Even the Warden of the spot, whose hallowed chasm and legend-haunted pools preserve the record of his name, marked the myriad beat of bronze, felt the Forum bellow at the brutal stroke, and forthwith uplifted his countenance, grisly and mouldering yet full of awe; his brow hallowed with the well-won oak leaves. At first he trembled at the flashing brilliancy, the giant port, of this mightier steed; and thrice in terror plunged his erected head in the chasm; anon, in joy at beholding our Prince, ‘All hail,’ he cried, ‘scion and sire of mighty Gods; from afar have I heard the fame of thy godhead. To-day, to-day is my marsh blessed and hallowed, now that it is granted me to see thee and thy deathless glory in thy home hard by. Once alone did counsel and contrivance of mine save Rome. Thou art3 Joves champion; thou art the conqueror 45 of Rhine; thou hast checked cursed sedition, and in stubborn warfare subdued a mountain people slow to make peace.

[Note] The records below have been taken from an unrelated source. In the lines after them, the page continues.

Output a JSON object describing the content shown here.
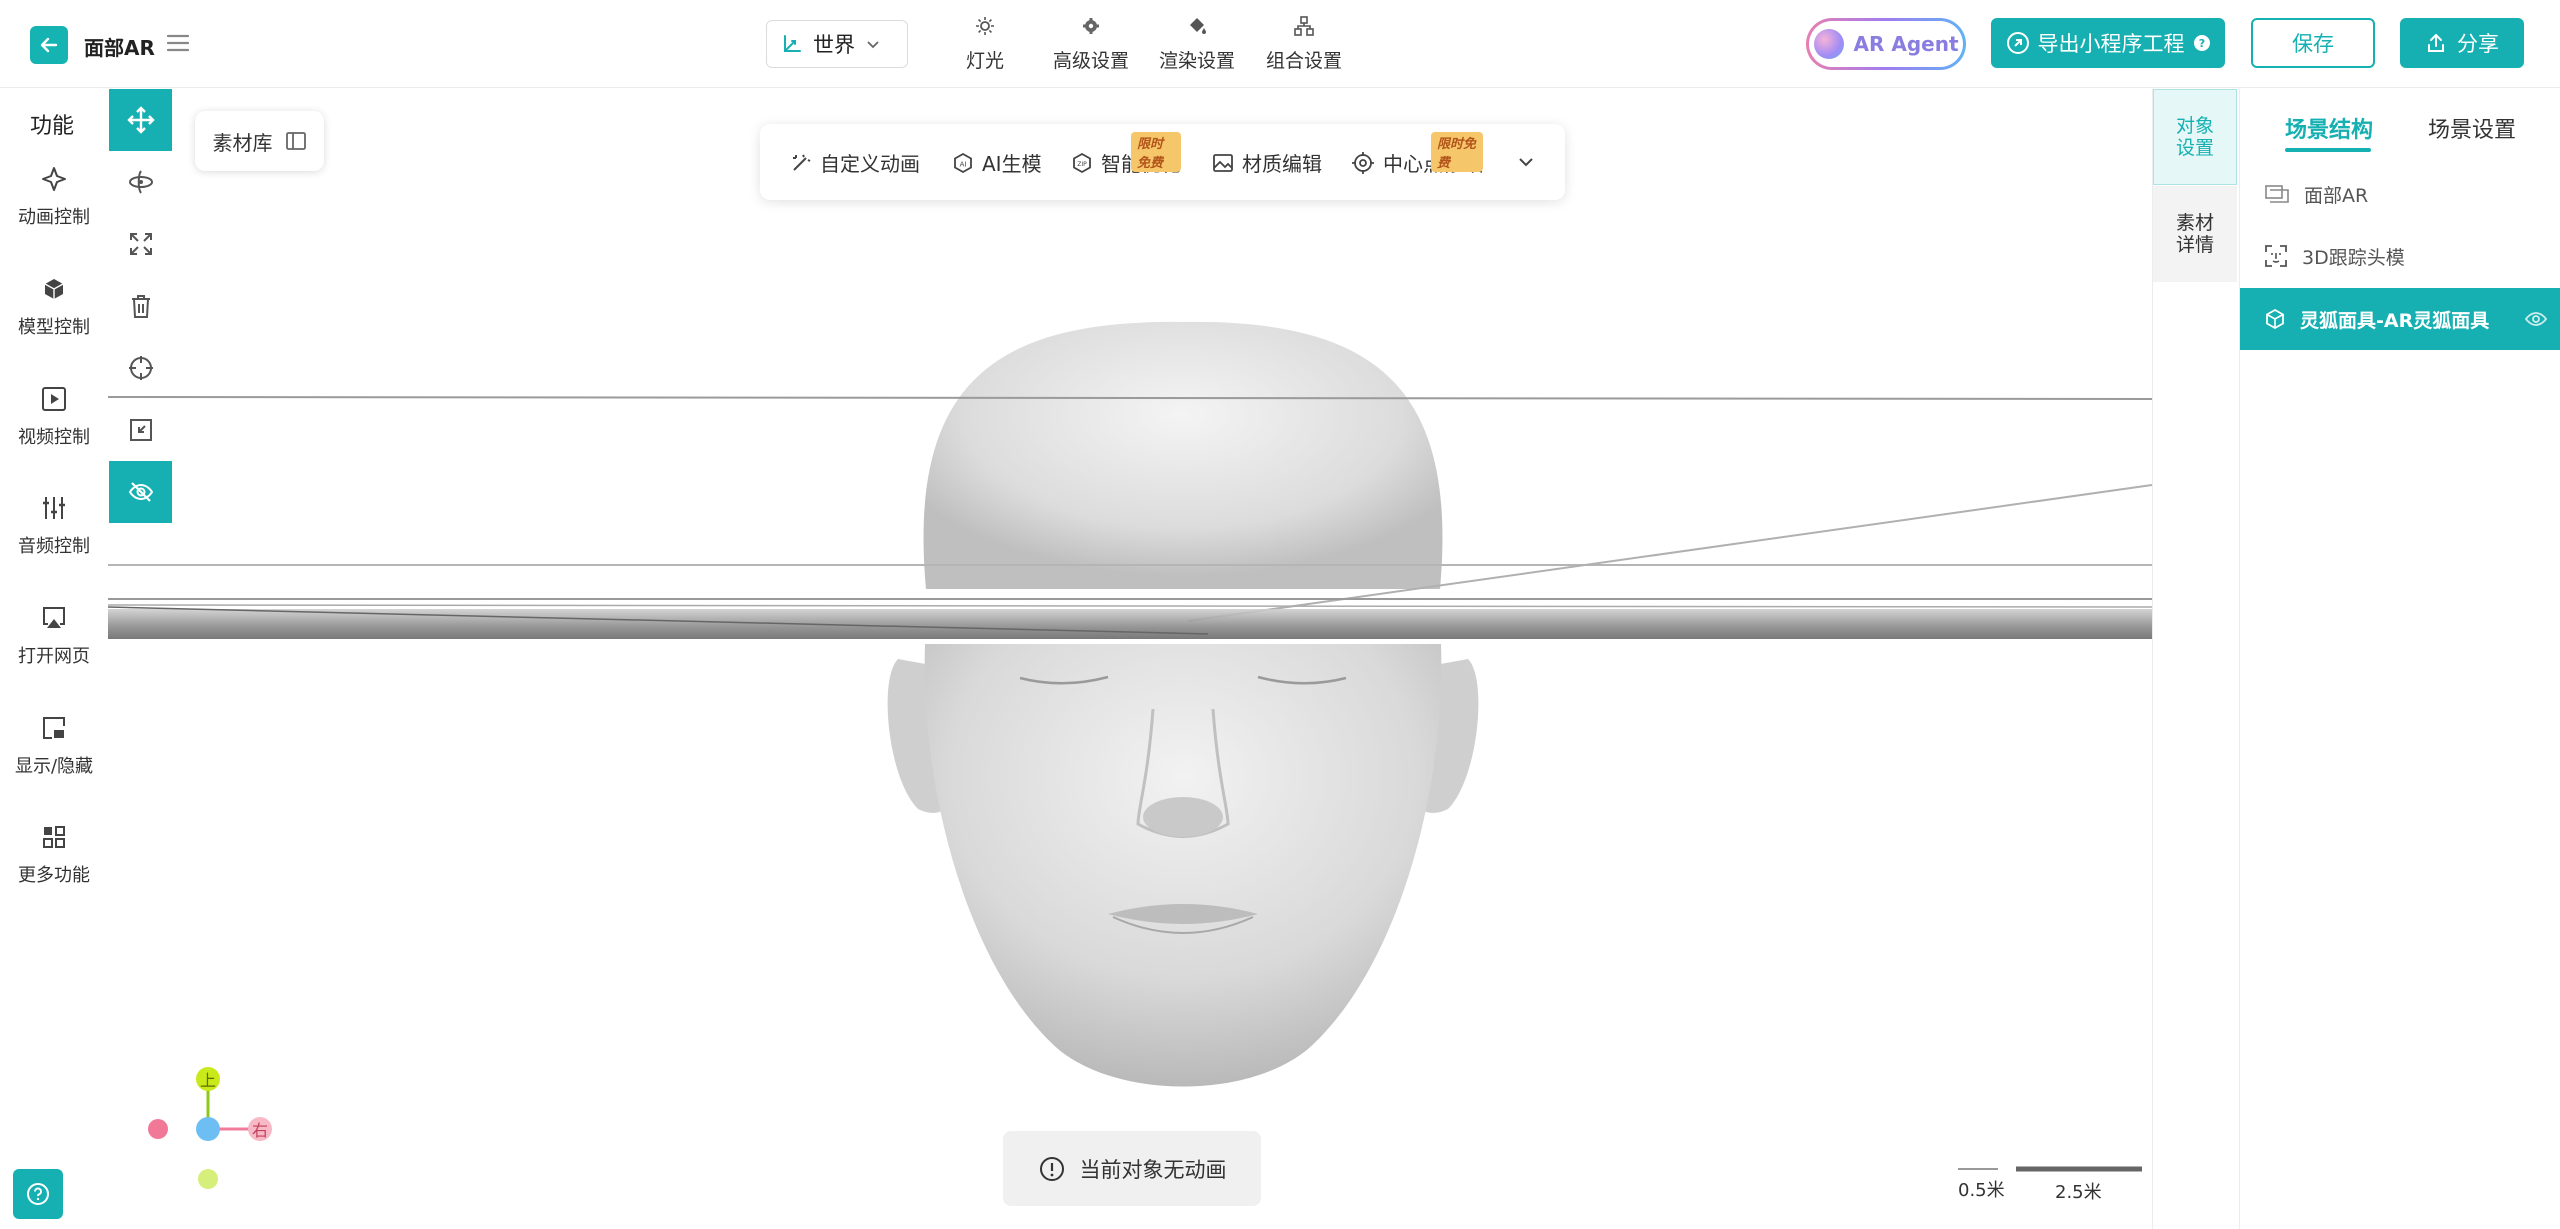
{
  "app": {
    "title": "面部AR"
  },
  "toolbar": {
    "coord_mode": "世界",
    "tools": [
      {
        "label": "灯光",
        "icon": "sun-icon"
      },
      {
        "label": "高级设置",
        "icon": "gear-icon"
      },
      {
        "label": "渲染设置",
        "icon": "paint-bucket-icon"
      },
      {
        "label": "组合设置",
        "icon": "hierarchy-icon"
      }
    ],
    "agent_label": "AR Agent",
    "export_label": "导出小程序工程",
    "save_label": "保存",
    "share_label": "分享"
  },
  "functions": {
    "heading": "功能",
    "items": [
      {
        "label": "动画控制",
        "icon": "sparkle-icon"
      },
      {
        "label": "模型控制",
        "icon": "cube-icon"
      },
      {
        "label": "视频控制",
        "icon": "play-icon"
      },
      {
        "label": "音频控制",
        "icon": "sliders-icon"
      },
      {
        "label": "打开网页",
        "icon": "airplay-icon"
      },
      {
        "label": "显示/隐藏",
        "icon": "picture-in-picture-icon"
      },
      {
        "label": "更多功能",
        "icon": "grid-icon"
      }
    ]
  },
  "transform_tools": [
    {
      "icon": "move-icon",
      "active": true
    },
    {
      "icon": "rotate-icon",
      "active": false
    },
    {
      "icon": "scale-icon",
      "active": false
    },
    {
      "icon": "trash-icon",
      "active": false
    },
    {
      "icon": "target-icon",
      "active": false
    },
    {
      "icon": "shrink-icon",
      "active": false
    },
    {
      "icon": "eye-off-icon",
      "active": true
    }
  ],
  "asset_library": {
    "label": "素材库"
  },
  "float_toolbar": {
    "items": [
      {
        "label": "自定义动画",
        "icon": "wand-icon"
      },
      {
        "label": "AI生模",
        "icon": "ai-cube-icon"
      },
      {
        "label": "智能优化",
        "icon": "zip-icon",
        "tag": "限时免费"
      },
      {
        "label": "材质编辑",
        "icon": "image-icon"
      },
      {
        "label": "中心点修改",
        "icon": "crosshair-icon",
        "tag": "限时免费"
      }
    ]
  },
  "gizmo": {
    "up_label": "上",
    "right_label": "右"
  },
  "status": {
    "no_animation": "当前对象无动画"
  },
  "scale_bar": {
    "small": "0.5米",
    "large": "2.5米"
  },
  "side_tabs": {
    "object": "对象设置",
    "asset": "素材详情"
  },
  "scene_panel": {
    "tabs": [
      "场景结构",
      "场景设置"
    ],
    "tree": [
      {
        "label": "面部AR",
        "icon": "folder-icon",
        "selected": false
      },
      {
        "label": "3D跟踪头模",
        "icon": "face-scan-icon",
        "selected": false
      },
      {
        "label": "灵狐面具-AR灵狐面具",
        "icon": "cube-outline-icon",
        "selected": true
      }
    ]
  },
  "colors": {
    "accent": "#17b0b2",
    "tag_bg": "#f6c66a"
  }
}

Hadst thou been born in my day, though I had quailed, thou hadst essayed to plunge into the pit, but Rome would have caught thee by the bridal-reins.

Henceforth let the steed give place that over against the temple of our Lady of Latium stands in Caesar’s forum, the steed which men say Lysippus hazarded for the lord of Pella, and which anon in amazement bore on its back a sculptured Caesar. With straining eyes scarce couldst thou discern how far below this it falls. None so dull but when he has seen both will count the horses as ill-matched as their riders.

Neither stormy winter nor Jove’s triple lightnings, not the armies of the Aeolian prison-house nor the lingering years does this statue dread. It shall stand as long as heaven and earth, as long as the date of Rome4 endures. Hither, in the silent night-time, when gods love to visit earth, thy kindred shall glide down from heaven to thy embrace, sister and brother, father and son shall assemble. On thy neck alone shall all these heavenly visitants fall.

From the nation and our noble senate is this gift. May it be for ever thine. Ah, an Apelles were fain to paint thee; the old Attic master in fresh temple to mould thee to the semblance of Elean Jove. Soft Tarentum and rugged Rhodes, in scorn of her sculptured 46 sun-god, would rather have pictured the starlike brightness of thine eyes. Yet be constant; love thou thy earth: inhabit in person the temples we dedicate to thee. Let not the heavenly court delight thee, but live, live happy to see thy sons’ sons offer incense to this thy statue.


1  Line 16.  ‘maesta notis’.* Statius elsewhere compares the light of the Imperial countenance to the radiance of sun and stars, as for instance in line 83 of this poem, and in IV. ii. 40-4. The words maestus and mistus are confused in a Thebaid MS., and Ovid (Met. xi. 272) uses maestus with special reference to the obscuration of a star. The expression mixta notis is so extraordinarily harsh that I am led to adopt my conjecture. Later in the line que is of course adversative.

2  Line 20.  ‘nec tardo’ (M).

3  Line 79.  Some such verb as vineis must be supplied with bella and proelia (Vollmer). The reference is to the struggle for the Capitol on Vespasian’s succession.

4  Line 94.   Others understand the words Romana dies to mean ‘the light that shines on Rome’. Cf. Martial, ix. I. 8-9 ‘Manebit altum Flaviae decus gentis Cum sole et astris cumque luce Romana.’

[Back] [Blueprint] [Next]